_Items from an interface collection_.

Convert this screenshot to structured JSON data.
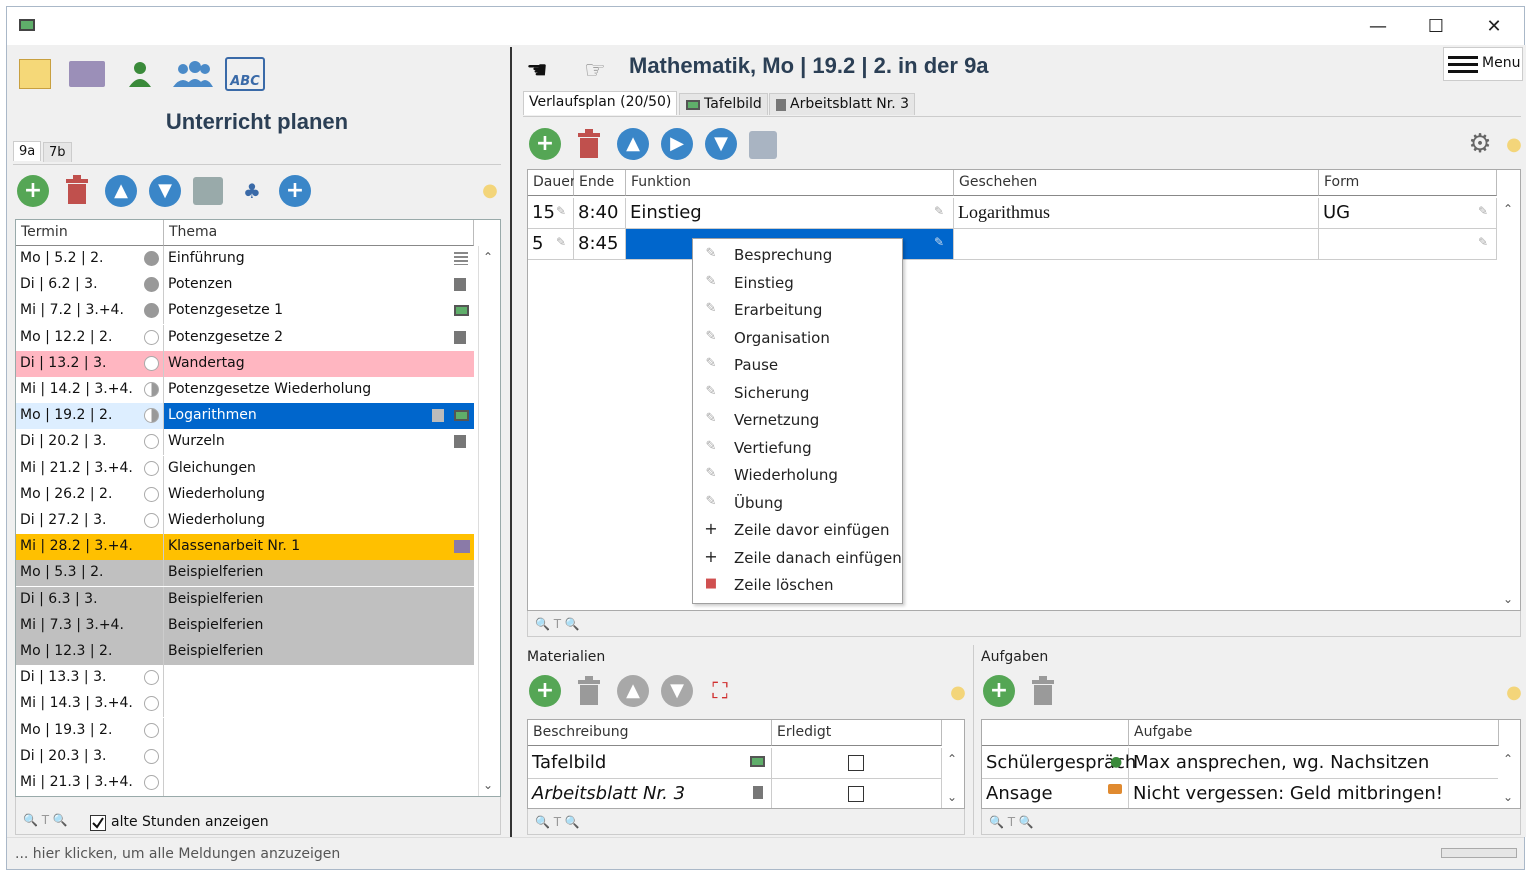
{
  "window": {
    "minimize": "—",
    "maximize": "☐",
    "close": "✕"
  },
  "left": {
    "title": "Unterricht planen",
    "tabs": [
      "9a",
      "7b"
    ],
    "columns": [
      "Termin",
      "Thema"
    ],
    "rows": [
      {
        "termin": "Mo | 5.2 | 2.",
        "thema": "Einführung",
        "bg": "#ffffff",
        "dot": "full",
        "icon": "list"
      },
      {
        "termin": "Di | 6.2 | 3.",
        "thema": "Potenzen",
        "bg": "#ffffff",
        "dot": "full",
        "icon": "doc"
      },
      {
        "termin": "Mi | 7.2 | 3.+4.",
        "thema": "Potenzgesetze 1",
        "bg": "#ffffff",
        "dot": "full",
        "icon": "board"
      },
      {
        "termin": "Mo | 12.2 | 2.",
        "thema": "Potenzgesetze 2",
        "bg": "#ffffff",
        "dot": "empty",
        "icon": "doc"
      },
      {
        "termin": "Di | 13.2 | 3.",
        "thema": "Wandertag",
        "bg": "#ffb6c1",
        "dot": "empty",
        "icon": ""
      },
      {
        "termin": "Mi | 14.2 | 3.+4.",
        "thema": "Potenzgesetze Wiederholung",
        "bg": "#ffffff",
        "dot": "half",
        "icon": ""
      },
      {
        "termin": "Mo | 19.2 | 2.",
        "thema": "Logarithmen",
        "bg": "#ddeeff",
        "bg2": "#0066cc",
        "dot": "half",
        "icon": "doc+board"
      },
      {
        "termin": "Di | 20.2 | 3.",
        "thema": "Wurzeln",
        "bg": "#ffffff",
        "dot": "empty",
        "icon": "doc"
      },
      {
        "termin": "Mi | 21.2 | 3.+4.",
        "thema": "Gleichungen",
        "bg": "#ffffff",
        "dot": "empty",
        "icon": ""
      },
      {
        "termin": "Mo | 26.2 | 2.",
        "thema": "Wiederholung",
        "bg": "#ffffff",
        "dot": "empty",
        "icon": ""
      },
      {
        "termin": "Di | 27.2 | 3.",
        "thema": "Wiederholung",
        "bg": "#ffffff",
        "dot": "empty",
        "icon": ""
      },
      {
        "termin": "Mi | 28.2 | 3.+4.",
        "thema": "Klassenarbeit Nr. 1",
        "bg": "#ffc000",
        "dot": "none",
        "icon": "test"
      },
      {
        "termin": "Mo | 5.3 | 2.",
        "thema": "Beispielferien",
        "bg": "#c0c0c0",
        "dot": "none",
        "icon": ""
      },
      {
        "termin": "Di | 6.3 | 3.",
        "thema": "Beispielferien",
        "bg": "#c0c0c0",
        "dot": "none",
        "icon": ""
      },
      {
        "termin": "Mi | 7.3 | 3.+4.",
        "thema": "Beispielferien",
        "bg": "#c0c0c0",
        "dot": "none",
        "icon": ""
      },
      {
        "termin": "Mo | 12.3 | 2.",
        "thema": "Beispielferien",
        "bg": "#c0c0c0",
        "dot": "none",
        "icon": ""
      },
      {
        "termin": "Di | 13.3 | 3.",
        "thema": "",
        "bg": "#ffffff",
        "dot": "empty",
        "icon": ""
      },
      {
        "termin": "Mi | 14.3 | 3.+4.",
        "thema": "",
        "bg": "#ffffff",
        "dot": "empty",
        "icon": ""
      },
      {
        "termin": "Mo | 19.3 | 2.",
        "thema": "",
        "bg": "#ffffff",
        "dot": "empty",
        "icon": ""
      },
      {
        "termin": "Di | 20.3 | 3.",
        "thema": "",
        "bg": "#ffffff",
        "dot": "empty",
        "icon": ""
      },
      {
        "termin": "Mi | 21.3 | 3.+4.",
        "thema": "",
        "bg": "#ffffff",
        "dot": "empty",
        "icon": ""
      }
    ],
    "footer_checkbox": "alte Stunden anzeigen"
  },
  "right": {
    "title": "Mathematik, Mo  |  19.2  |  2. in der 9a",
    "menu": "Menu",
    "tabs": [
      "Verlaufsplan (20/50)",
      "Tafelbild",
      "Arbeitsblatt Nr. 3"
    ],
    "columns": [
      "Dauer",
      "Ende",
      "Funktion",
      "Geschehen",
      "Form"
    ],
    "rows": [
      {
        "dauer": "15",
        "ende": "8:40",
        "funktion": "Einstieg",
        "geschehen": "Logarithmus",
        "form": "UG"
      },
      {
        "dauer": "5",
        "ende": "8:45",
        "funktion": "",
        "geschehen": "",
        "form": ""
      }
    ],
    "context_menu": [
      {
        "icon": "pencil",
        "label": "Besprechung"
      },
      {
        "icon": "pencil",
        "label": "Einstieg"
      },
      {
        "icon": "pencil",
        "label": "Erarbeitung"
      },
      {
        "icon": "pencil",
        "label": "Organisation"
      },
      {
        "icon": "pencil",
        "label": "Pause"
      },
      {
        "icon": "pencil",
        "label": "Sicherung"
      },
      {
        "icon": "pencil",
        "label": "Vernetzung"
      },
      {
        "icon": "pencil",
        "label": "Vertiefung"
      },
      {
        "icon": "pencil",
        "label": "Wiederholung"
      },
      {
        "icon": "pencil",
        "label": "Übung"
      },
      {
        "icon": "plus",
        "label": "Zeile davor einfügen"
      },
      {
        "icon": "plus",
        "label": "Zeile danach einfügen"
      },
      {
        "icon": "trash",
        "label": "Zeile löschen"
      }
    ],
    "materialien": {
      "label": "Materialien",
      "columns": [
        "Beschreibung",
        "Erledigt"
      ],
      "rows": [
        {
          "beschreibung": "Tafelbild",
          "erledigt": false
        },
        {
          "beschreibung": "Arbeitsblatt Nr. 3",
          "erledigt": false
        }
      ]
    },
    "aufgaben": {
      "label": "Aufgaben",
      "columns": [
        "",
        "Aufgabe"
      ],
      "rows": [
        {
          "typ": "Schülergespräch",
          "aufgabe": "Max ansprechen, wg. Nachsitzen"
        },
        {
          "typ": "Ansage",
          "aufgabe": "Nicht vergessen: Geld mitbringen!"
        }
      ]
    }
  },
  "status": "... hier klicken, um alle Meldungen anzuzeigen",
  "colors": {
    "accent": "#0066cc",
    "green": "#55a655",
    "title": "#2b3f55"
  }
}
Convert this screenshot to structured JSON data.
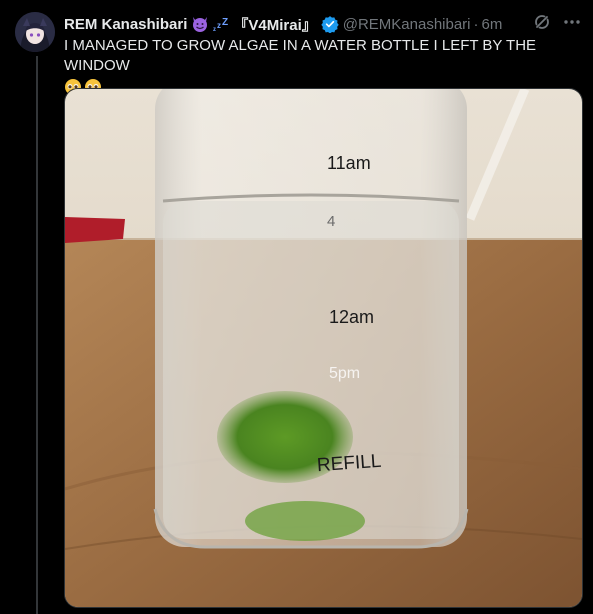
{
  "tweet": {
    "author": {
      "display_name": "REM Kanashibari",
      "badge_emojis": [
        "smiling-devil-emoji",
        "zzz-emoji"
      ],
      "tag": "『V4Mirai』",
      "handle": "@REMKanashibari",
      "verified": true
    },
    "separator": "·",
    "time": "6m",
    "text": "I MANAGED TO GROW ALGAE IN A WATER BOTTLE I LEFT BY THE WINDOW",
    "text_emojis": [
      "pleading-face-emoji",
      "pleading-face-emoji"
    ],
    "media": {
      "bottle_markings": [
        "11am",
        "4",
        "12am",
        "5pm",
        "REFILL"
      ]
    }
  },
  "colors": {
    "background": "#000000",
    "text": "#e7e9ea",
    "muted": "#71767b",
    "verified": "#1d9bf0",
    "algae": "#4f8a1f"
  }
}
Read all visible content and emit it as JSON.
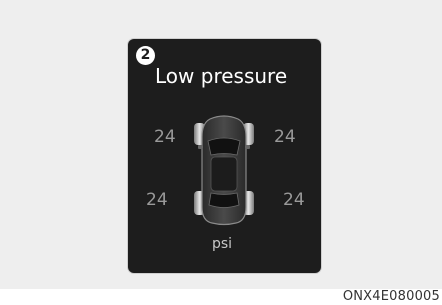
{
  "display": {
    "step_number": "2",
    "title": "Low pressure",
    "tire_pressures": {
      "front_left": "24",
      "front_right": "24",
      "rear_left": "24",
      "rear_right": "24"
    },
    "unit": "psi",
    "icon": "car-top-view-icon"
  },
  "figure_code": "ONX4E080005",
  "colors": {
    "panel_background": "#1d1d1d",
    "title_text": "#ffffff",
    "pressure_text": "#9a9a9a",
    "page_background": "#eeeeee"
  }
}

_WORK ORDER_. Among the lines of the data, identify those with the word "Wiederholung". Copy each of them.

_EXERCISE SOLUTION_.
        "thema": "Potenzgesetze Wiederholung",
        "thema": "Wiederholung",
        "thema": "Wiederholung",
        "label": "Wiederholung"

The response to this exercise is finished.